The NCAA on Wednesday announced that an appeals committee upheld findings from the NCAA's Committee on Infractions that determined former UConn men's basketball coach Kevin Ollie violated head coach responsibility and ethical conduct rules during his time as Huskies coach. The committee's determination requires Ollie must serve the three-year show-cause order prescribed to him last summer.
"The NCAA Division I Infractions Appeals Committee upheld findings that a former head UConn men's basketball coach violated head coach responsibility and ethical conduct rules," the NCAA announced in a release. "The committee also upheld a penalty that requires the former head coach to serve a three-year show-cause order, according to the decision."
In the COI's findings handed down last year, the panel initially determined that Ollie did not properly monitor his staff nor did he promote an atmosphere of compliance. The panel found violations including excessive activity limits allowable by the NCAA and a booster providing extra benefits to student-athletes. Ollie was hit hardest of those involved, as evidenced by the show-cause order. UConn's basketball program, by contrast, got off fairly easy with minor recruiting and scholarship restrictions and a two-year probation.
Ollie's appeal centered around an argument that the findings should be set aside because "they were contrary to the information presented to the Committee on Infractions panel, and that the show-cause order should be vacated," per the NCAA. Ollie specifically claimed there were inconsistencies in the information the NCAA gathered during interviews and challenged the credibility of those who provided the panel information.

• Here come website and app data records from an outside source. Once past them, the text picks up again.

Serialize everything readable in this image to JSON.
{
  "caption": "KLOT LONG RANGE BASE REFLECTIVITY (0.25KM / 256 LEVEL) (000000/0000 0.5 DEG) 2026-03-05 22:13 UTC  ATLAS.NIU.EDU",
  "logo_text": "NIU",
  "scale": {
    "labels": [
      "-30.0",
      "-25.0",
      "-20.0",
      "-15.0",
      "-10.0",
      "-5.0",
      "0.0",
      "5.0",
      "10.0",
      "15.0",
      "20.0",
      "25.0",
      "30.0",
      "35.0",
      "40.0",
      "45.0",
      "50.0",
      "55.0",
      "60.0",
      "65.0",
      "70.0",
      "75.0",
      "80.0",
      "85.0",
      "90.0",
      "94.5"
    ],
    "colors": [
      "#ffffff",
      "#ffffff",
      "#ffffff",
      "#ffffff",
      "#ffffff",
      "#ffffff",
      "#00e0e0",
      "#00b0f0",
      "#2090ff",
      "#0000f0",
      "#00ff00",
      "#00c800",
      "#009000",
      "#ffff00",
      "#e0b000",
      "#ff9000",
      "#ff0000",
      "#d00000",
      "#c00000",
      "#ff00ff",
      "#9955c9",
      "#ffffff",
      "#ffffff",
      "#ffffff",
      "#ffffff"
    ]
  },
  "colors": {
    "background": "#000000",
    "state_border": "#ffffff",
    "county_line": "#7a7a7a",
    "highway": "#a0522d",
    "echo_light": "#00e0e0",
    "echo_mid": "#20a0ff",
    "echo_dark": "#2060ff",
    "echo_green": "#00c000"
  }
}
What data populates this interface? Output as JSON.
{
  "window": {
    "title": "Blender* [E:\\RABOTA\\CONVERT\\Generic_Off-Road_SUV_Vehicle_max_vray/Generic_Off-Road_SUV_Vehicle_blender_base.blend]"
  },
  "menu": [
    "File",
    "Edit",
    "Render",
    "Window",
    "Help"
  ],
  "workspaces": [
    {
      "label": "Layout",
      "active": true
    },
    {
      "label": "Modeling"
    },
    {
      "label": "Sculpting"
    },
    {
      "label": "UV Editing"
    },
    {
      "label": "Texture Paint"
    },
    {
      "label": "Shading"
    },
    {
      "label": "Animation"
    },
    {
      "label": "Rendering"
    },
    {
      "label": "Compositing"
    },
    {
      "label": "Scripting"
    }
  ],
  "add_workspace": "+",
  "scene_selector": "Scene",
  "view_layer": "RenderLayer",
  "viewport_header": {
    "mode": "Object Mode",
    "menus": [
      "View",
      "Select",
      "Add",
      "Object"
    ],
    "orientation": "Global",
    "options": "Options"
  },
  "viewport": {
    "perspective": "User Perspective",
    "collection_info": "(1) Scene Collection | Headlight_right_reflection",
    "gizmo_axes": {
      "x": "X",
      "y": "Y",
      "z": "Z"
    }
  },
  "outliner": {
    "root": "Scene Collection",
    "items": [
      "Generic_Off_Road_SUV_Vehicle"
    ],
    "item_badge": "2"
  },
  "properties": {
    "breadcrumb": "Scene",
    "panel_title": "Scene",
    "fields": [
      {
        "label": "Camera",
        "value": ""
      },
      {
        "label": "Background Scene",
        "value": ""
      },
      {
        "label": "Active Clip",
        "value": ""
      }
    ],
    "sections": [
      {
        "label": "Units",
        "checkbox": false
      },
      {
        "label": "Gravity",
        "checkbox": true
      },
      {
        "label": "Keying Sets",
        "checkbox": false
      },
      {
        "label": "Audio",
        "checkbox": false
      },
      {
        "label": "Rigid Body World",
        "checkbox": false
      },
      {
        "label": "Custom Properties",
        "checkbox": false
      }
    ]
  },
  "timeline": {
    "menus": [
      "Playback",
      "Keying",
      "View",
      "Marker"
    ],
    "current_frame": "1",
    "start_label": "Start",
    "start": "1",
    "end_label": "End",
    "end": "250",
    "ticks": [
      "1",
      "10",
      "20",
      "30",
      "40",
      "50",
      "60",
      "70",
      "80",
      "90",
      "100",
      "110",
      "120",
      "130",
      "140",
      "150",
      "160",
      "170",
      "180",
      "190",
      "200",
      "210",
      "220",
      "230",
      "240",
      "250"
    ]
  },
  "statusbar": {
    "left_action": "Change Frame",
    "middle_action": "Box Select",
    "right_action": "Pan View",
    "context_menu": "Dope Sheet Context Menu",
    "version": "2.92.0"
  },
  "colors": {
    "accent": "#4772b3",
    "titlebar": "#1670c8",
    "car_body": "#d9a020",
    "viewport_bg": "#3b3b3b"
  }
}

The ethical conduct violation in part stems from a refusal on Ollie's behalf to participate in a second interview with the NCAA enforcement staff related to the case. Ollie gave one interview to the infractions committee but refused the second based on the advice of his counsel.

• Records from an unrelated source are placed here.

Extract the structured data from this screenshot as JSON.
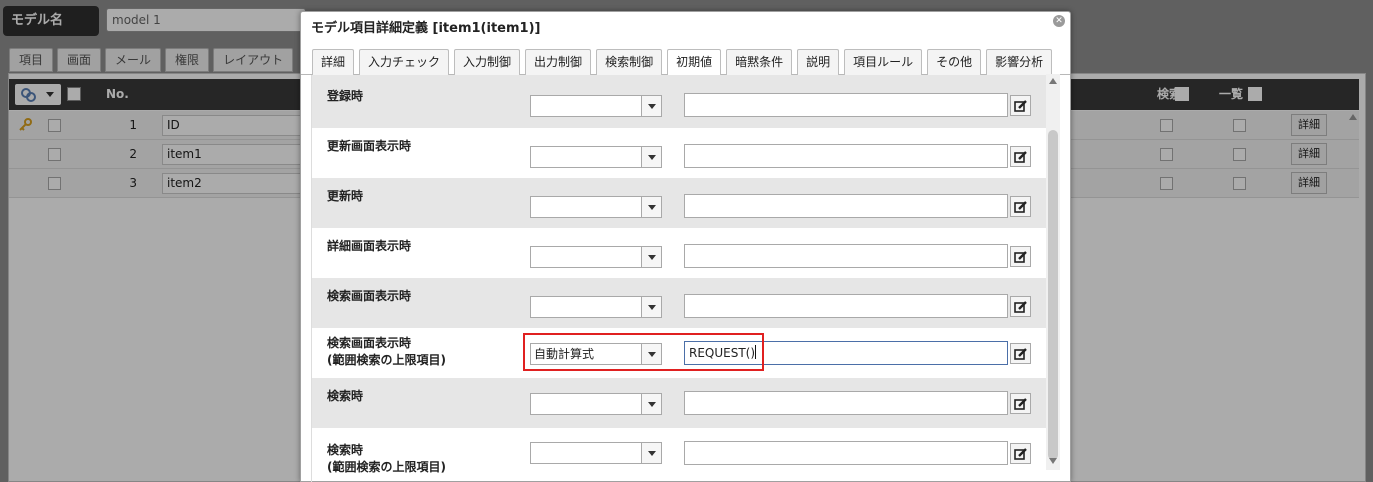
{
  "background": {
    "model_name_label": "モデル名",
    "model_name_value": "model 1",
    "tabs": [
      "項目",
      "画面",
      "メール",
      "権限",
      "レイアウト"
    ],
    "grid_header": {
      "no": "No.",
      "search": "検索",
      "list": "一覧"
    },
    "rows": [
      {
        "num": "1",
        "name": "ID",
        "detail": "詳細"
      },
      {
        "num": "2",
        "name": "item1",
        "detail": "詳細"
      },
      {
        "num": "3",
        "name": "item2",
        "detail": "詳細"
      }
    ]
  },
  "dialog": {
    "title": "モデル項目詳細定義 [item1(item1)]",
    "close_icon": "close-icon",
    "tabs": [
      {
        "label": "詳細",
        "active": false
      },
      {
        "label": "入力チェック",
        "active": false
      },
      {
        "label": "入力制御",
        "active": false
      },
      {
        "label": "出力制御",
        "active": false
      },
      {
        "label": "検索制御",
        "active": false
      },
      {
        "label": "初期値",
        "active": true
      },
      {
        "label": "暗黙条件",
        "active": false
      },
      {
        "label": "説明",
        "active": false
      },
      {
        "label": "項目ルール",
        "active": false
      },
      {
        "label": "その他",
        "active": false
      },
      {
        "label": "影響分析",
        "active": false
      }
    ],
    "fields": [
      {
        "label_line1": "登録時",
        "label_line2": "",
        "select": "",
        "value": ""
      },
      {
        "label_line1": "更新画面表示時",
        "label_line2": "",
        "select": "",
        "value": ""
      },
      {
        "label_line1": "更新時",
        "label_line2": "",
        "select": "",
        "value": ""
      },
      {
        "label_line1": "詳細画面表示時",
        "label_line2": "",
        "select": "",
        "value": ""
      },
      {
        "label_line1": "検索画面表示時",
        "label_line2": "",
        "select": "",
        "value": ""
      },
      {
        "label_line1": "検索画面表示時",
        "label_line2": "(範囲検索の上限項目)",
        "select": "自動計算式",
        "value": "REQUEST()"
      },
      {
        "label_line1": "検索時",
        "label_line2": "",
        "select": "",
        "value": ""
      },
      {
        "label_line1": "検索時",
        "label_line2": "(範囲検索の上限項目)",
        "select": "",
        "value": ""
      }
    ]
  },
  "colors": {
    "highlight": "#e02020",
    "header_dark": "#3a3a3a"
  }
}
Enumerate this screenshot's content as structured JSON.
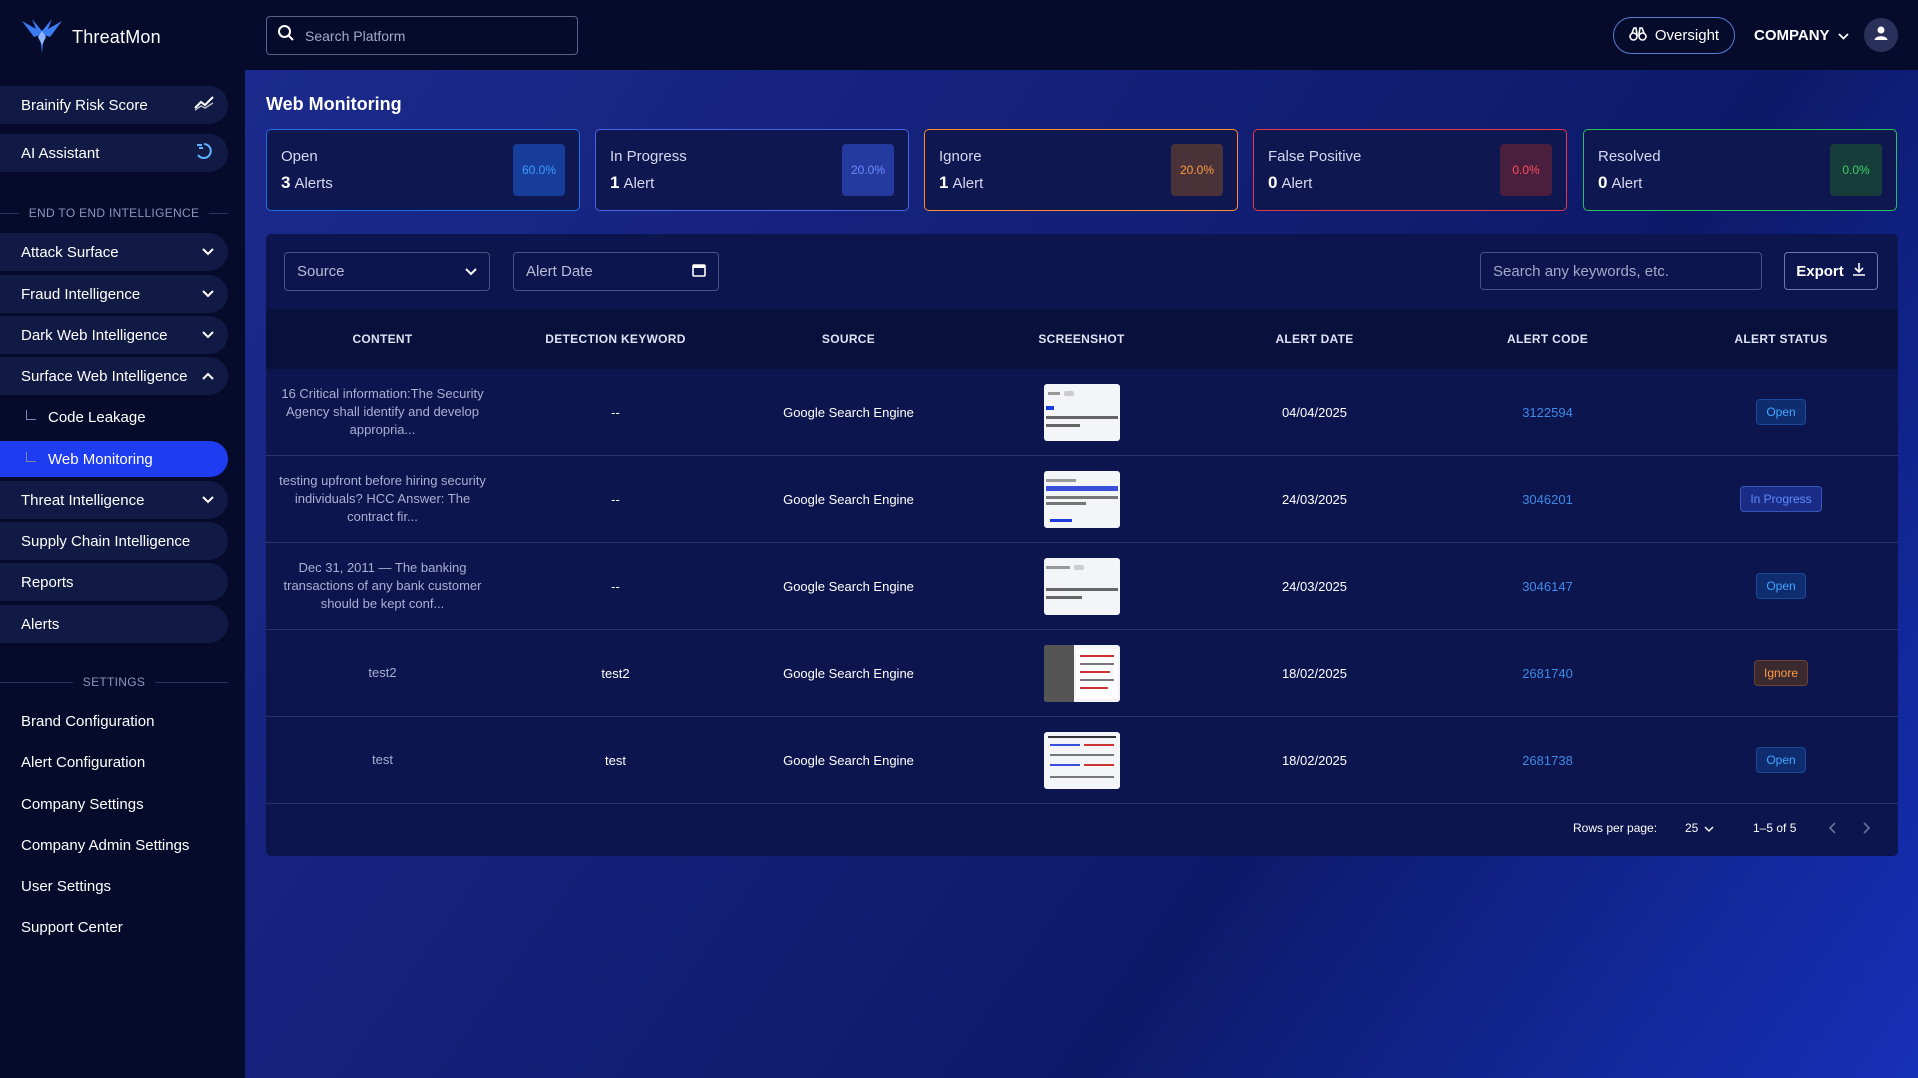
{
  "app": {
    "name": "ThreatMon"
  },
  "topbar": {
    "search_placeholder": "Search Platform",
    "oversight_label": "Oversight",
    "company_label": "COMPANY"
  },
  "sidebar": {
    "top_items": [
      {
        "label": "Brainify Risk Score",
        "icon": "trend-chart-icon"
      },
      {
        "label": "AI Assistant",
        "icon": "ai-sparkle-icon"
      }
    ],
    "section_e2e": "END TO END INTELLIGENCE",
    "items": [
      {
        "label": "Attack Surface"
      },
      {
        "label": "Fraud Intelligence"
      },
      {
        "label": "Dark Web Intelligence"
      },
      {
        "label": "Surface Web Intelligence"
      },
      {
        "label": "Code Leakage"
      },
      {
        "label": "Web Monitoring"
      },
      {
        "label": "Threat Intelligence"
      },
      {
        "label": "Supply Chain Intelligence"
      },
      {
        "label": "Reports"
      },
      {
        "label": "Alerts"
      }
    ],
    "section_settings": "SETTINGS",
    "settings": [
      {
        "label": "Brand Configuration"
      },
      {
        "label": "Alert Configuration"
      },
      {
        "label": "Company Settings"
      },
      {
        "label": "Company Admin Settings"
      },
      {
        "label": "User Settings"
      },
      {
        "label": "Support Center"
      }
    ]
  },
  "main": {
    "title": "Web Monitoring",
    "cards": [
      {
        "label": "Open",
        "count": "3",
        "unit": "Alerts",
        "percent": "60.0%",
        "color": "#1e6fe6"
      },
      {
        "label": "In Progress",
        "count": "1",
        "unit": "Alert",
        "percent": "20.0%",
        "color": "#4a63e6"
      },
      {
        "label": "Ignore",
        "count": "1",
        "unit": "Alert",
        "percent": "20.0%",
        "color": "#ff8c2e"
      },
      {
        "label": "False Positive",
        "count": "0",
        "unit": "Alert",
        "percent": "0.0%",
        "color": "#e63a4a"
      },
      {
        "label": "Resolved",
        "count": "0",
        "unit": "Alert",
        "percent": "0.0%",
        "color": "#2dbf5a"
      }
    ],
    "filters": {
      "source_label": "Source",
      "date_label": "Alert Date",
      "search_placeholder": "Search any keywords, etc.",
      "export_label": "Export"
    },
    "table": {
      "columns": [
        "CONTENT",
        "DETECTION KEYWORD",
        "SOURCE",
        "SCREENSHOT",
        "ALERT DATE",
        "ALERT CODE",
        "ALERT STATUS"
      ],
      "rows": [
        {
          "content": "16 Critical information:The Security Agency shall identify and develop appropria...",
          "keyword": "--",
          "source": "Google Search Engine",
          "date": "04/04/2025",
          "code": "3122594",
          "status": "Open"
        },
        {
          "content": "testing upfront before hiring security individuals? HCC Answer: The contract fir...",
          "keyword": "--",
          "source": "Google Search Engine",
          "date": "24/03/2025",
          "code": "3046201",
          "status": "In Progress"
        },
        {
          "content": "Dec 31, 2011 — The banking transactions of any bank customer should be kept conf...",
          "keyword": "--",
          "source": "Google Search Engine",
          "date": "24/03/2025",
          "code": "3046147",
          "status": "Open"
        },
        {
          "content": "test2",
          "keyword": "test2",
          "source": "Google Search Engine",
          "date": "18/02/2025",
          "code": "2681740",
          "status": "Ignore"
        },
        {
          "content": "test",
          "keyword": "test",
          "source": "Google Search Engine",
          "date": "18/02/2025",
          "code": "2681738",
          "status": "Open"
        }
      ]
    },
    "pagination": {
      "rows_per_page_label": "Rows per page:",
      "rows_per_page": "25",
      "range": "1–5 of 5"
    }
  }
}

Ollie served as the UConn head coach from 2012-18 before his ouster. He won the NCAA championship with the Huskies in 2014 and the AAC Tournament title in 2016.